3 Steps to Employee Compensation Compliance
Equal pay for equal work: It’s the principal at the core of pay legislation in the United States, and one that should be at the core of your organization’s compensation policy. But how can you ensure that you’re in compliance?
1. Know the Laws
Decisions about employee compensation are governed in part by the Equal Pay Act, which aims to stop gender discrimination. This act measures four compensable factors, enforced by The Equal Opportunity Commission, that determine the nature of a job:
- Working conditions
In addition to the Equal Pay Act, employers need to comply with The Lilly Ledbetter Fair Pay Act, (2009) which extended a statute of limitations for compensation complaints. This act goes beyond the Equal Pay Act by adding protected classes, such as race and national origin.
Three Ways Managers Can Prepare HR for an Audit
News of an impending audit can cause trepidation in a HR department. HR professionals might wonder: “Will this audit point out my short-comings? Will it mean more work for us?”
The reality is that a HR audit can be a collaborative process that can help the department operate more efficiently and strategically, and can enhance communication and trust throughout an entire organization.
So how can management help the human resources department see the benefits of an impending audit? Here are three key steps:
The Connection Between Job Analysis and Market Pricing
Market pricing can help organizations arrive at an externally competitive wage that will help them recruit, retain, and motivate their workforce; but equally important is developing an accurate sense of a job’s internal worth and value to the company. This becomes even more critical as the size of the organization increases and employers have to create pay grades and pay structures to ensure equitable compensation for similar jobs. Market analysis is not just externally pricing an individual position; it is one step in the overall process of determining a fair compensation structure.
The challenge with market pricing alone is that it only gives companies part of the story: the external value, or base pay, for a position. It does not take into consideration the internal job worth which may not align to the external market because of a variety of factors, including the number of individuals employed by the company, geographical region, budget of the company, as well as specific company position requirements.
Let’s compare an administrative assistant position in a small family-owned business with an administrative assistant in a large corporation. The responsibilities vary; the complexity of the job differs as well as the training and education requirements. It follows that base pay would also differ. A small family-owned business is not going to be able to offer or compete with the compensation package on par with a large fortune 500 corporation. Internal job evaluation helps companies develop and align salary and benefit structures relative to the worth of the jobs within their organization.
What Your Behaviors Say About Your Leadership Style: Are You the Visionary Your Employees Need?
Leadership is simply defined by Merriam-Webster as the “power or ability to lead other people.” With such a simple definition, one may think the ability to lead others is equally as simple, though it is a craft that takes time, skill, and perseverance to develop into an individual that has the ability to lead and influence others. We can think of leadership in personal, political, and professional contexts, but one thing is consistent across all forms: a leader must create a vision of the future and inspire others to make that vision a reality.

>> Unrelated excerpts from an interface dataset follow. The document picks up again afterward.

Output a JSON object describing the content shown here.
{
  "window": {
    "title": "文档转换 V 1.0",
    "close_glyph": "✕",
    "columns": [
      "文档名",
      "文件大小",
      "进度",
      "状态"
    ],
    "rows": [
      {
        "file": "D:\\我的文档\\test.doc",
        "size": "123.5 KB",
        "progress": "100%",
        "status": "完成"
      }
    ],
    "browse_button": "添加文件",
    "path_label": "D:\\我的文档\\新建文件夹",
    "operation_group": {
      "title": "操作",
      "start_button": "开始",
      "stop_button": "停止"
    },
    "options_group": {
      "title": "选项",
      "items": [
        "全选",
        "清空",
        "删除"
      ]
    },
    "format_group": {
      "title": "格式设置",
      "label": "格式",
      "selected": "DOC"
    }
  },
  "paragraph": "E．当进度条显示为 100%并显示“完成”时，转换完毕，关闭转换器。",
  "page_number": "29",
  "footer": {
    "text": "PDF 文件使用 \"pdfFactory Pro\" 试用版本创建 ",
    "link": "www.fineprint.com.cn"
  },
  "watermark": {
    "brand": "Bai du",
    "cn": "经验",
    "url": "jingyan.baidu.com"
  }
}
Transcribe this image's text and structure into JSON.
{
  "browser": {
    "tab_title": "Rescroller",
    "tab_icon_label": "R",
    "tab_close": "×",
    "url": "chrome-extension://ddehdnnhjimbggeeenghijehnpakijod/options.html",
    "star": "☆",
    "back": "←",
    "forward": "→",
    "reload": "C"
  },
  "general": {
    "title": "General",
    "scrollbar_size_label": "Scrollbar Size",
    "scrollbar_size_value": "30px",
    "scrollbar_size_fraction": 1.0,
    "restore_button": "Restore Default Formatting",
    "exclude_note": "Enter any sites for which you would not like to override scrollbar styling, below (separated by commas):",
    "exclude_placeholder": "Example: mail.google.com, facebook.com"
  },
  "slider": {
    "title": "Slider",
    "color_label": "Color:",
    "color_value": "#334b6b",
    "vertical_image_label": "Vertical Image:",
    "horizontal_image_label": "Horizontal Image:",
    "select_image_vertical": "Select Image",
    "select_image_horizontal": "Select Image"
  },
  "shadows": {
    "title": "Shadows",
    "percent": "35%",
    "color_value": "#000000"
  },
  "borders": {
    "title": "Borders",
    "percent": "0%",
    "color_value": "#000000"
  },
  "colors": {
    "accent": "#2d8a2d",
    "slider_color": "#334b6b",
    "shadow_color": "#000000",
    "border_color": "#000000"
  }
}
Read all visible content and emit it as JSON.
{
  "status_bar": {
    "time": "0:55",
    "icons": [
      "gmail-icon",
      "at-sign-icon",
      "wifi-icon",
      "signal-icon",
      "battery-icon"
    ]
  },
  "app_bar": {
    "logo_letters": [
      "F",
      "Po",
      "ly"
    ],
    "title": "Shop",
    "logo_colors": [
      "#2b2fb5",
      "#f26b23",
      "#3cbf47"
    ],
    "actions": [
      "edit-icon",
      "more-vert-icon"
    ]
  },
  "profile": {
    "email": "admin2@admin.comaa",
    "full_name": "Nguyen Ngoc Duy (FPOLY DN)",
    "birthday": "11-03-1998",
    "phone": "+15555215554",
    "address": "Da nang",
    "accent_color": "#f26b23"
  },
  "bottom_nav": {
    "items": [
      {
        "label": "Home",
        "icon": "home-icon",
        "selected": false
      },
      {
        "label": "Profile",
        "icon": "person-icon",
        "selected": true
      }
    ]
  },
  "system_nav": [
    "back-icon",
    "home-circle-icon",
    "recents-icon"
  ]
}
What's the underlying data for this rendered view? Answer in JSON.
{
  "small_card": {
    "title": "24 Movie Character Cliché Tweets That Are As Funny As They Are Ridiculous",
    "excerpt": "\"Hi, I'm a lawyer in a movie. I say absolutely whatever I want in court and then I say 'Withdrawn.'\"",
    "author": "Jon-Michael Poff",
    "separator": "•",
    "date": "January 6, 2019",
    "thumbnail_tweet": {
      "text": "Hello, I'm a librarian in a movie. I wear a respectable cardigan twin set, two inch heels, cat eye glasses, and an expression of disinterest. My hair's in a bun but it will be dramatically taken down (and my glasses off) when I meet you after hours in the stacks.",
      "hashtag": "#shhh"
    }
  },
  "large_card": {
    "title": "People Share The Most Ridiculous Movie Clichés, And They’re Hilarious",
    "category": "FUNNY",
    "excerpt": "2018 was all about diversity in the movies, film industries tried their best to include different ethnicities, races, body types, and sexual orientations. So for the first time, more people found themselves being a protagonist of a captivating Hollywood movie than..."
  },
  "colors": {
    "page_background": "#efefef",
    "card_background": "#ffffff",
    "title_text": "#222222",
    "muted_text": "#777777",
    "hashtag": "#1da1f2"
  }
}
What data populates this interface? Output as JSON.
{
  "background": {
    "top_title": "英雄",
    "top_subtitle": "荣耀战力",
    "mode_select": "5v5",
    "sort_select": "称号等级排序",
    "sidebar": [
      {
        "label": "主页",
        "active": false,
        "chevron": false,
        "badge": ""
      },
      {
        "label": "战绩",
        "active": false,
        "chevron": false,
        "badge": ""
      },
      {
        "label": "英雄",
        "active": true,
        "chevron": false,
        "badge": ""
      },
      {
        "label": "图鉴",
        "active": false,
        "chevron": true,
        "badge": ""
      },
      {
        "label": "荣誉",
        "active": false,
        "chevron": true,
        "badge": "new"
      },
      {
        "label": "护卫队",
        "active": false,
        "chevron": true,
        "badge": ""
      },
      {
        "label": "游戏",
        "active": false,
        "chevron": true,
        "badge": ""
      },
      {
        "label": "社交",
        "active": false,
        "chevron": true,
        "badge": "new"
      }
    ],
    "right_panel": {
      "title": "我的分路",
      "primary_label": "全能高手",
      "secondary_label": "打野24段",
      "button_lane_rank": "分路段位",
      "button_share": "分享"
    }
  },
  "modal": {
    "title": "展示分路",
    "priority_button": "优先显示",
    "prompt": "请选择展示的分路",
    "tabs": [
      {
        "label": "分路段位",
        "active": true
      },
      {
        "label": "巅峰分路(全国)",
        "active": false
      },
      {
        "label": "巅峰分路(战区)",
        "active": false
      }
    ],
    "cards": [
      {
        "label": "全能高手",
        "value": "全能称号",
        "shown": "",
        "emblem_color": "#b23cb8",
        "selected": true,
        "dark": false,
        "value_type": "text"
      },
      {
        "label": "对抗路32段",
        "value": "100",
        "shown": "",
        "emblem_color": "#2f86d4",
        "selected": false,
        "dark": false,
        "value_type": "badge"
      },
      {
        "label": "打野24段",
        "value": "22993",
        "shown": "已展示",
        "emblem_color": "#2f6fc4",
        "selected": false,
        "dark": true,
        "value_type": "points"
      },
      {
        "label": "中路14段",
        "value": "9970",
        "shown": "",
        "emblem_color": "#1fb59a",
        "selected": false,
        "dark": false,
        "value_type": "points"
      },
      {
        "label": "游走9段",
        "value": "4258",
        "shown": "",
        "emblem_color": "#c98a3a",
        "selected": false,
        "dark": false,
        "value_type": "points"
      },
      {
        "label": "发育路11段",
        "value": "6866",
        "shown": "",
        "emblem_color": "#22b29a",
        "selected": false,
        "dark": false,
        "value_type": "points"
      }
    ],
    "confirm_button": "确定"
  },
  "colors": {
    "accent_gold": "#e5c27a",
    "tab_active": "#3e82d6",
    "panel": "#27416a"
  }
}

In a professional context, what does it take to be an effective leader? As a Human Resource Management Training and Consulting Firm, we have the opportunity to work with all levels of management in developing their competencies in this area and we’ve found that being an effective leader is something that doesn’t happen overnight. It takes a combination of passion and experience to develop into the leader your employees need. Diagnosing specific areas of development is a critical component in being an effective leader whether you’ve been in a leadership position for a number of months or a number of years.
A tool that we frequently use in evaluating something as simple as individual and group behavioral preferences to self-awareness for leadership development are DiSC® assessments. The DiSC Model of Behavior was presented by William Marston, a physiological psychologist theorizing how normal human emotions lead to behavioral differences among groups of people and predicting how a person's behavior could evolve over time. His work focused on directly observable and measurable psychological phenomena. Over the years, Marston’s theory has evolved into a behavioral assessment that is used to examine personal preferences and educate individuals on how to best interact with others having different behavioral tendencies from their own.
Big Changes Ahead: Are You Prepared for the Proposed FLSA Regulations?
In an article in the New York Times in 2014, President Obama declared that “Americans have spent too long working more and getting less in return.” The notion of fair pay for fair work is something that resonates among those tirelessly pursuing career goals to support their families and achieve that level of self-actualization that Abraham Maslow identified as our highest motivational need. Since 1938, the Fair Labor Standards Act (FLSA) has been the main federal law that protects employees by regulating the pay practices of their employers as it pertains to equal pay, minimum wage, child labor, and classification of exempt vs. nonexempt employment status.
In order to accommodate the ever-changing needs of our workforce, regulations have been proposed that would significantly impact the white collar exemptions from overtime. Ultimately, when the proposed changes go into effect, the provisions will not only help employees to earn more money, but they may make it more difficult for businesses to do business.
Under the current state of the regulations, employers are required to define the pay status of all positions within an organization as either “exempt” or “nonexempt.” An employee is exempt from receiving overtime if they satisfy all of the requirements of a three-pronged test: